Work to be completed: Please return all lines from the records below that include the string "Before".

Material provided:
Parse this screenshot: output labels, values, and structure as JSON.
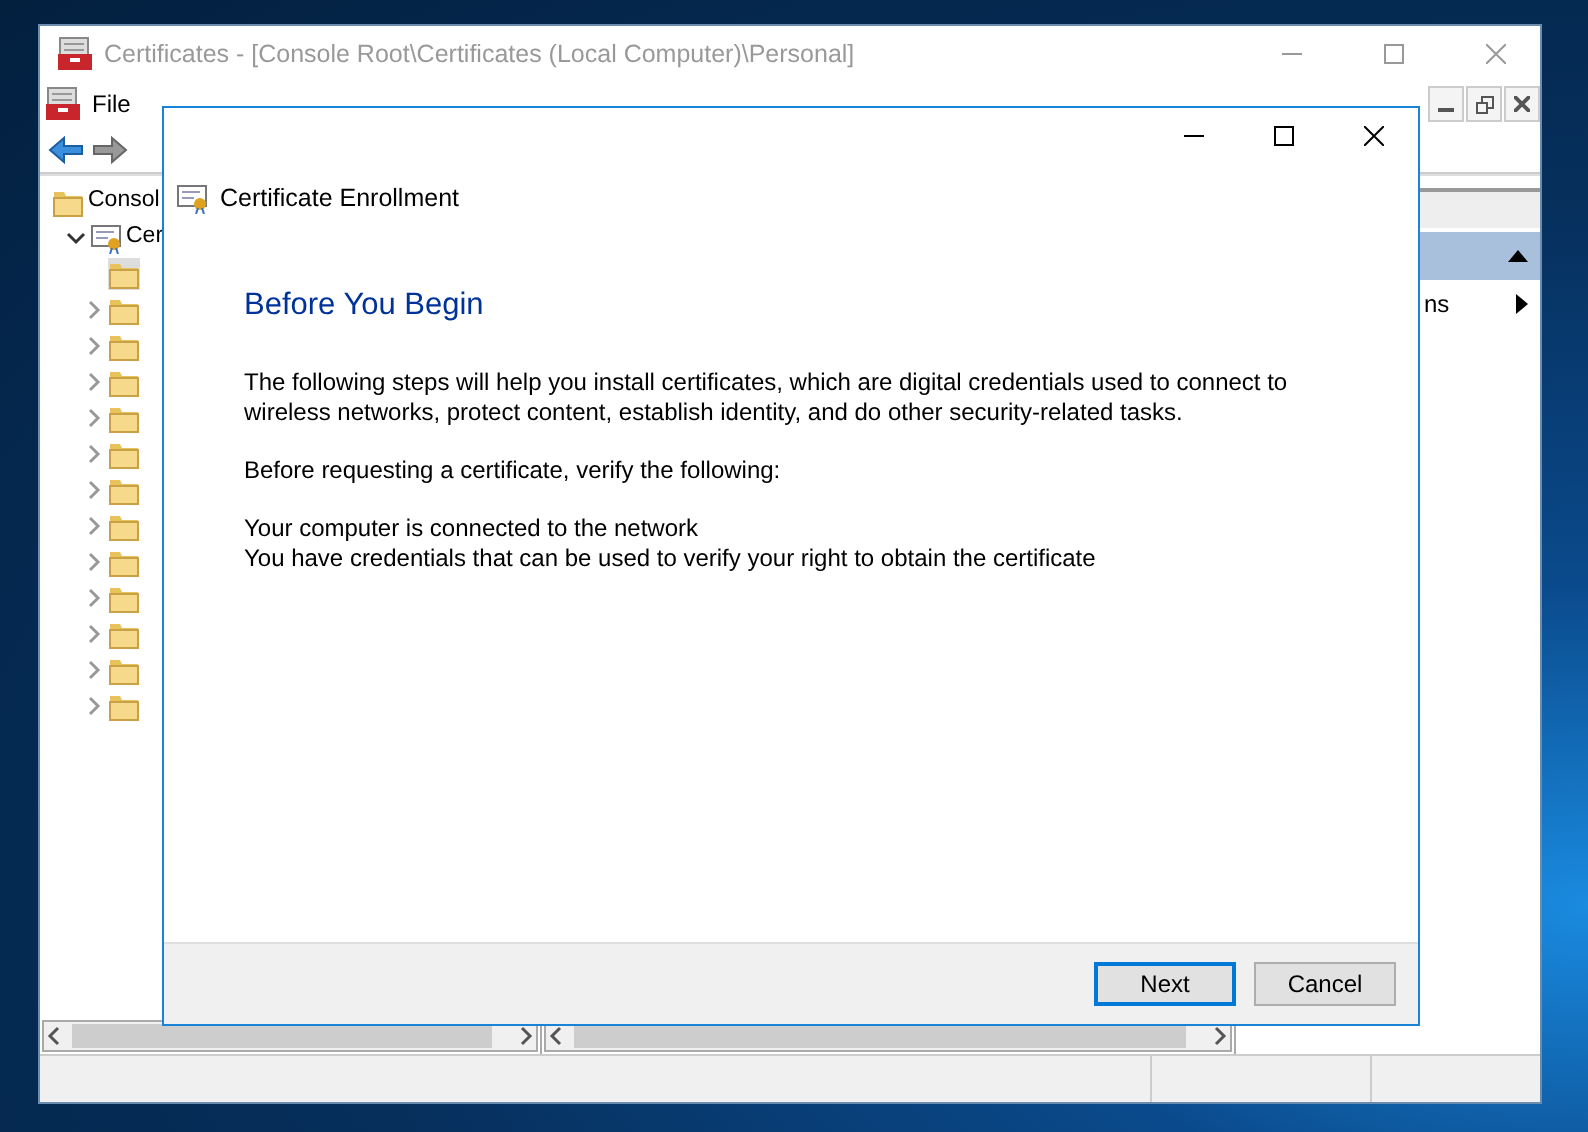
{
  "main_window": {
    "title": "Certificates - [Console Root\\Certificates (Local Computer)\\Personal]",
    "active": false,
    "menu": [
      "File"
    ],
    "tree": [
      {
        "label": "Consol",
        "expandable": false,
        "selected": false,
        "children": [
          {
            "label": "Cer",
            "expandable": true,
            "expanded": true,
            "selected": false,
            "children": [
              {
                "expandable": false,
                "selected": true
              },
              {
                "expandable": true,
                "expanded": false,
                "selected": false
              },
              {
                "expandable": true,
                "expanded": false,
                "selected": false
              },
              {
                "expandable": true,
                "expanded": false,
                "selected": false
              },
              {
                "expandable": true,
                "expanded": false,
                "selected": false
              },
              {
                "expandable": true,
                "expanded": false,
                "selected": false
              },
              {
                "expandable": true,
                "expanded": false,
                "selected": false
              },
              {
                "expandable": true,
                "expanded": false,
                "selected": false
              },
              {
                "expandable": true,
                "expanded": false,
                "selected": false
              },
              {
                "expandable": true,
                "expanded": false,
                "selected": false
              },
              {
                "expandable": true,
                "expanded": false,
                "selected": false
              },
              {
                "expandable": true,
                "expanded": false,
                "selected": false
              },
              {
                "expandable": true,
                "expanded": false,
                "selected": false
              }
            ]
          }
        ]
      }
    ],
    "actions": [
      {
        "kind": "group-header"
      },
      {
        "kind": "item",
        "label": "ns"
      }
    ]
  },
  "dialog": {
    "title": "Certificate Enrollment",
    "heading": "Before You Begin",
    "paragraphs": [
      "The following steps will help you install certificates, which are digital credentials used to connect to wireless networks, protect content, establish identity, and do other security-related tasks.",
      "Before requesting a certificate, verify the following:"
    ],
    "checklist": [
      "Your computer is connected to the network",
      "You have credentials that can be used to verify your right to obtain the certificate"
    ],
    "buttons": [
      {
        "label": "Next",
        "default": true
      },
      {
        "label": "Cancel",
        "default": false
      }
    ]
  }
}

Response:
    "heading": "Before You Begin",
      "Before requesting a certificate, verify the following:"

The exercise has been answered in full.